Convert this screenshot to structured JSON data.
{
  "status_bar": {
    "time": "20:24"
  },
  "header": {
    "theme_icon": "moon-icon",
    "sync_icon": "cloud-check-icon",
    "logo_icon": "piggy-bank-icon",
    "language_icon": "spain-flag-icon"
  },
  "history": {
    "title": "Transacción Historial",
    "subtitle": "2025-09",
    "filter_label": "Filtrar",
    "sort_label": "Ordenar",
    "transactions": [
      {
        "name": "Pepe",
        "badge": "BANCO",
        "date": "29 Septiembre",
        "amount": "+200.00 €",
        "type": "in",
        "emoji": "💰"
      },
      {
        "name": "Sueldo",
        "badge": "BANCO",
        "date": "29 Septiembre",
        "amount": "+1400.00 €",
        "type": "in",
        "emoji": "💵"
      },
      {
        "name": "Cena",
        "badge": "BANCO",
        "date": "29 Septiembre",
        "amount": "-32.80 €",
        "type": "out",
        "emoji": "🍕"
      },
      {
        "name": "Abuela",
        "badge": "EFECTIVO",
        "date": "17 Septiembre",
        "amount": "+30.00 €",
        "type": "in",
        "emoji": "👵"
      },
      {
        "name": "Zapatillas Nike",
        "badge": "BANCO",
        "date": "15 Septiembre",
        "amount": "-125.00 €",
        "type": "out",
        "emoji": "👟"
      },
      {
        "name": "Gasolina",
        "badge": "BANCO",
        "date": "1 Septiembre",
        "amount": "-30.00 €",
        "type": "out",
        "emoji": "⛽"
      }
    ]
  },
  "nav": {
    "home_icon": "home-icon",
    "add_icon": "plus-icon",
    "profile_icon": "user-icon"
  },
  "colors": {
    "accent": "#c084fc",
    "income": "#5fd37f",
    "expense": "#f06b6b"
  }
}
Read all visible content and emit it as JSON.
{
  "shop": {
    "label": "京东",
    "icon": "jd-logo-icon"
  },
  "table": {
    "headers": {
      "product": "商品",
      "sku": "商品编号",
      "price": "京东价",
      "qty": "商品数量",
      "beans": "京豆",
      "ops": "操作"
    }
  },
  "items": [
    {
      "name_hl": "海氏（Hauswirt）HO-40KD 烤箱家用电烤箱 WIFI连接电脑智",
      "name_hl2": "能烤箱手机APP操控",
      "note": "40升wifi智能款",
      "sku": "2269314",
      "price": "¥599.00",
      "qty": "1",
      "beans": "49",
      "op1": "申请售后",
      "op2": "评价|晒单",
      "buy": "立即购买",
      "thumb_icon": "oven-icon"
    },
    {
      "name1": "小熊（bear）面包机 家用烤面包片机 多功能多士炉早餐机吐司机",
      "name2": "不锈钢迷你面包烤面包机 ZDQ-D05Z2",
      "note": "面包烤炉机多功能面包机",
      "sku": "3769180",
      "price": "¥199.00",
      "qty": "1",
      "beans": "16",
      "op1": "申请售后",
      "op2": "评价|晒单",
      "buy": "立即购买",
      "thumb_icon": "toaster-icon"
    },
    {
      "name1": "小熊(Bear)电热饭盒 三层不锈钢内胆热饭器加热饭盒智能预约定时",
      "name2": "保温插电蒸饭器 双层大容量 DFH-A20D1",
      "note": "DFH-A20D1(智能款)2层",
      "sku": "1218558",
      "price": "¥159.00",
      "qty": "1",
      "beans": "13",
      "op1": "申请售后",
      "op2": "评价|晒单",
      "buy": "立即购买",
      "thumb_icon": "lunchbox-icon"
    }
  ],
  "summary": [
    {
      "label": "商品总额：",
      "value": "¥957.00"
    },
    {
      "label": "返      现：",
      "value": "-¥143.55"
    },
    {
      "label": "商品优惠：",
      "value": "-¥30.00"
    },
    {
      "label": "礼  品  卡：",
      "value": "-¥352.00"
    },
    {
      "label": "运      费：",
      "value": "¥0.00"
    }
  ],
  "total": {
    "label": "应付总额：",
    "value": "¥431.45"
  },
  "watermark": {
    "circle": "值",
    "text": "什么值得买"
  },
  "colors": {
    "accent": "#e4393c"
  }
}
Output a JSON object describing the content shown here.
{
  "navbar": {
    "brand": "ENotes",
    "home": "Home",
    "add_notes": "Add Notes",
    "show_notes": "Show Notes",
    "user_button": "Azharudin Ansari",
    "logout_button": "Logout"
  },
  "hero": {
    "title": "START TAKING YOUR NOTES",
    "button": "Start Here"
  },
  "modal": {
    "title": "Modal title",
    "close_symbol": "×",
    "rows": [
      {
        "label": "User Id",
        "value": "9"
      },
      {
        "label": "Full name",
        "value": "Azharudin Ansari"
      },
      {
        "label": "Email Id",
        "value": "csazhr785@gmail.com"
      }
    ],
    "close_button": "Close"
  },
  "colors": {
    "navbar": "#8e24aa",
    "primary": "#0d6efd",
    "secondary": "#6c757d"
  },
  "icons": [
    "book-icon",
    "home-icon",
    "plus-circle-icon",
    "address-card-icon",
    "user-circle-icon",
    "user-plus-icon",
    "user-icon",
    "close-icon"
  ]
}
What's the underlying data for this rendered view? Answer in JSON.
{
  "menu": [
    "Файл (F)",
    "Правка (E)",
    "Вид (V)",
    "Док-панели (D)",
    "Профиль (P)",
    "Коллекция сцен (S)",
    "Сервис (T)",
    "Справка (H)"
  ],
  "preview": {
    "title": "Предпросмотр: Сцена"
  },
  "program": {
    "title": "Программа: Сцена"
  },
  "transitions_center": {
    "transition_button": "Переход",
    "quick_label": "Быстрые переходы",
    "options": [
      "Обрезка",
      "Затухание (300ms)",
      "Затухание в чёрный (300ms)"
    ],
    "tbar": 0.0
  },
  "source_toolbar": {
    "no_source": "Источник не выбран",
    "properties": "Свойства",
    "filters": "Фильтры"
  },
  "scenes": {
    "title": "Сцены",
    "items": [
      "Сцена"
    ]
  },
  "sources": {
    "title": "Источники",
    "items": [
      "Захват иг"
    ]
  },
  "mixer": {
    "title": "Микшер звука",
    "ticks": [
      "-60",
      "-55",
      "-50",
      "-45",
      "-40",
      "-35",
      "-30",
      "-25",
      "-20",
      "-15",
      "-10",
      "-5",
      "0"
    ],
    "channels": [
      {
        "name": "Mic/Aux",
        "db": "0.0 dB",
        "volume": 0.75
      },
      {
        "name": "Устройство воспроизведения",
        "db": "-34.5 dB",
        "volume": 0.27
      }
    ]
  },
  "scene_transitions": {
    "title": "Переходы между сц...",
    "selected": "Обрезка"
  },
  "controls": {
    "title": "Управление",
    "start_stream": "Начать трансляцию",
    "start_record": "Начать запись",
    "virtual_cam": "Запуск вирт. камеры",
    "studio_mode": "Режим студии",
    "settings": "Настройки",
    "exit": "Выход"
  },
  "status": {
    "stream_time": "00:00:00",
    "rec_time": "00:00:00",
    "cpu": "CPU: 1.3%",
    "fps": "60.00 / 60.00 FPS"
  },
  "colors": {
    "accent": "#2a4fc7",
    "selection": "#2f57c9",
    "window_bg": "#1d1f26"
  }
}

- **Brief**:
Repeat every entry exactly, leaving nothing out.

- **Exercise result**:
Convert this screenshot to structured JSON data.
{
  "status_bar": {
    "time": "20:24"
  },
  "header": {
    "theme_icon": "moon-icon",
    "sync_icon": "cloud-check-icon",
    "logo_icon": "piggy-bank-icon",
    "language_icon": "spain-flag-icon"
  },
  "history": {
    "title": "Transacción Historial",
    "subtitle": "2025-09",
    "filter_label": "Filtrar",
    "sort_label": "Ordenar",
    "transactions": [
      {
        "name": "Pepe",
        "badge": "BANCO",
        "date": "29 Septiembre",
        "amount": "+200.00 €",
        "type": "in",
        "emoji": "💰"
      },
      {
        "name": "Sueldo",
        "badge": "BANCO",
        "date": "29 Septiembre",
        "amount": "+1400.00 €",
        "type": "in",
        "emoji": "💵"
      },
      {
        "name": "Cena",
        "badge": "BANCO",
        "date": "29 Septiembre",
        "amount": "-32.80 €",
        "type": "out",
        "emoji": "🍕"
      },
      {
        "name": "Abuela",
        "badge": "EFECTIVO",
        "date": "17 Septiembre",
        "amount": "+30.00 €",
        "type": "in",
        "emoji": "👵"
      },
      {
        "name": "Zapatillas Nike",
        "badge": "BANCO",
        "date": "15 Septiembre",
        "amount": "-125.00 €",
        "type": "out",
        "emoji": "👟"
      },
      {
        "name": "Gasolina",
        "badge": "BANCO",
        "date": "1 Septiembre",
        "amount": "-30.00 €",
        "type": "out",
        "emoji": "⛽"
      }
    ]
  },
  "nav": {
    "home_icon": "home-icon",
    "add_icon": "plus-icon",
    "profile_icon": "user-icon"
  },
  "colors": {
    "accent": "#c084fc",
    "income": "#5fd37f",
    "expense": "#f06b6b"
  }
}
Read all visible content and emit it as JSON.
{
  "shop": {
    "label": "京东",
    "icon": "jd-logo-icon"
  },
  "table": {
    "headers": {
      "product": "商品",
      "sku": "商品编号",
      "price": "京东价",
      "qty": "商品数量",
      "beans": "京豆",
      "ops": "操作"
    }
  },
  "items": [
    {
      "name_hl": "海氏（Hauswirt）HO-40KD 烤箱家用电烤箱 WIFI连接电脑智",
      "name_hl2": "能烤箱手机APP操控",
      "note": "40升wifi智能款",
      "sku": "2269314",
      "price": "¥599.00",
      "qty": "1",
      "beans": "49",
      "op1": "申请售后",
      "op2": "评价|晒单",
      "buy": "立即购买",
      "thumb_icon": "oven-icon"
    },
    {
      "name1": "小熊（bear）面包机 家用烤面包片机 多功能多士炉早餐机吐司机",
      "name2": "不锈钢迷你面包烤面包机 ZDQ-D05Z2",
      "note": "面包烤炉机多功能面包机",
      "sku": "3769180",
      "price": "¥199.00",
      "qty": "1",
      "beans": "16",
      "op1": "申请售后",
      "op2": "评价|晒单",
      "buy": "立即购买",
      "thumb_icon": "toaster-icon"
    },
    {
      "name1": "小熊(Bear)电热饭盒 三层不锈钢内胆热饭器加热饭盒智能预约定时",
      "name2": "保温插电蒸饭器 双层大容量 DFH-A20D1",
      "note": "DFH-A20D1(智能款)2层",
      "sku": "1218558",
      "price": "¥159.00",
      "qty": "1",
      "beans": "13",
      "op1": "申请售后",
      "op2": "评价|晒单",
      "buy": "立即购买",
      "thumb_icon": "lunchbox-icon"
    }
  ],
  "summary": [
    {
      "label": "商品总额：",
      "value": "¥957.00"
    },
    {
      "label": "返      现：",
      "value": "-¥143.55"
    },
    {
      "label": "商品优惠：",
      "value": "-¥30.00"
    },
    {
      "label": "礼  品  卡：",
      "value": "-¥352.00"
    },
    {
      "label": "运      费：",
      "value": "¥0.00"
    }
  ],
  "total": {
    "label": "应付总额：",
    "value": "¥431.45"
  },
  "watermark": {
    "circle": "值",
    "text": "什么值得买"
  },
  "colors": {
    "accent": "#e4393c"
  }
}
Output a JSON object describing the content shown here.
{
  "navbar": {
    "brand": "ENotes",
    "home": "Home",
    "add_notes": "Add Notes",
    "show_notes": "Show Notes",
    "user_button": "Azharudin Ansari",
    "logout_button": "Logout"
  },
  "hero": {
    "title": "START TAKING YOUR NOTES",
    "button": "Start Here"
  },
  "modal": {
    "title": "Modal title",
    "close_symbol": "×",
    "rows": [
      {
        "label": "User Id",
        "value": "9"
      },
      {
        "label": "Full name",
        "value": "Azharudin Ansari"
      },
      {
        "label": "Email Id",
        "value": "csazhr785@gmail.com"
      }
    ],
    "close_button": "Close"
  },
  "colors": {
    "navbar": "#8e24aa",
    "primary": "#0d6efd",
    "secondary": "#6c757d"
  },
  "icons": [
    "book-icon",
    "home-icon",
    "plus-circle-icon",
    "address-card-icon",
    "user-circle-icon",
    "user-plus-icon",
    "user-icon",
    "close-icon"
  ]
}
What's the underlying data for this rendered view? Answer in JSON.
{
  "menu": [
    "Файл (F)",
    "Правка (E)",
    "Вид (V)",
    "Док-панели (D)",
    "Профиль (P)",
    "Коллекция сцен (S)",
    "Сервис (T)",
    "Справка (H)"
  ],
  "preview": {
    "title": "Предпросмотр: Сцена"
  },
  "program": {
    "title": "Программа: Сцена"
  },
  "transitions_center": {
    "transition_button": "Переход",
    "quick_label": "Быстрые переходы",
    "options": [
      "Обрезка",
      "Затухание (300ms)",
      "Затухание в чёрный (300ms)"
    ],
    "tbar": 0.0
  },
  "source_toolbar": {
    "no_source": "Источник не выбран",
    "properties": "Свойства",
    "filters": "Фильтры"
  },
  "scenes": {
    "title": "Сцены",
    "items": [
      "Сцена"
    ]
  },
  "sources": {
    "title": "Источники",
    "items": [
      "Захват иг"
    ]
  },
  "mixer": {
    "title": "Микшер звука",
    "ticks": [
      "-60",
      "-55",
      "-50",
      "-45",
      "-40",
      "-35",
      "-30",
      "-25",
      "-20",
      "-15",
      "-10",
      "-5",
      "0"
    ],
    "channels": [
      {
        "name": "Mic/Aux",
        "db": "0.0 dB",
        "volume": 0.75
      },
      {
        "name": "Устройство воспроизведения",
        "db": "-34.5 dB",
        "volume": 0.27
      }
    ]
  },
  "scene_transitions": {
    "title": "Переходы между сц...",
    "selected": "Обрезка"
  },
  "controls": {
    "title": "Управление",
    "start_stream": "Начать трансляцию",
    "start_record": "Начать запись",
    "virtual_cam": "Запуск вирт. камеры",
    "studio_mode": "Режим студии",
    "settings": "Настройки",
    "exit": "Выход"
  },
  "status": {
    "stream_time": "00:00:00",
    "rec_time": "00:00:00",
    "cpu": "CPU: 1.3%",
    "fps": "60.00 / 60.00 FPS"
  },
  "colors": {
    "accent": "#2a4fc7",
    "selection": "#2f57c9",
    "window_bg": "#1d1f26"
  }
}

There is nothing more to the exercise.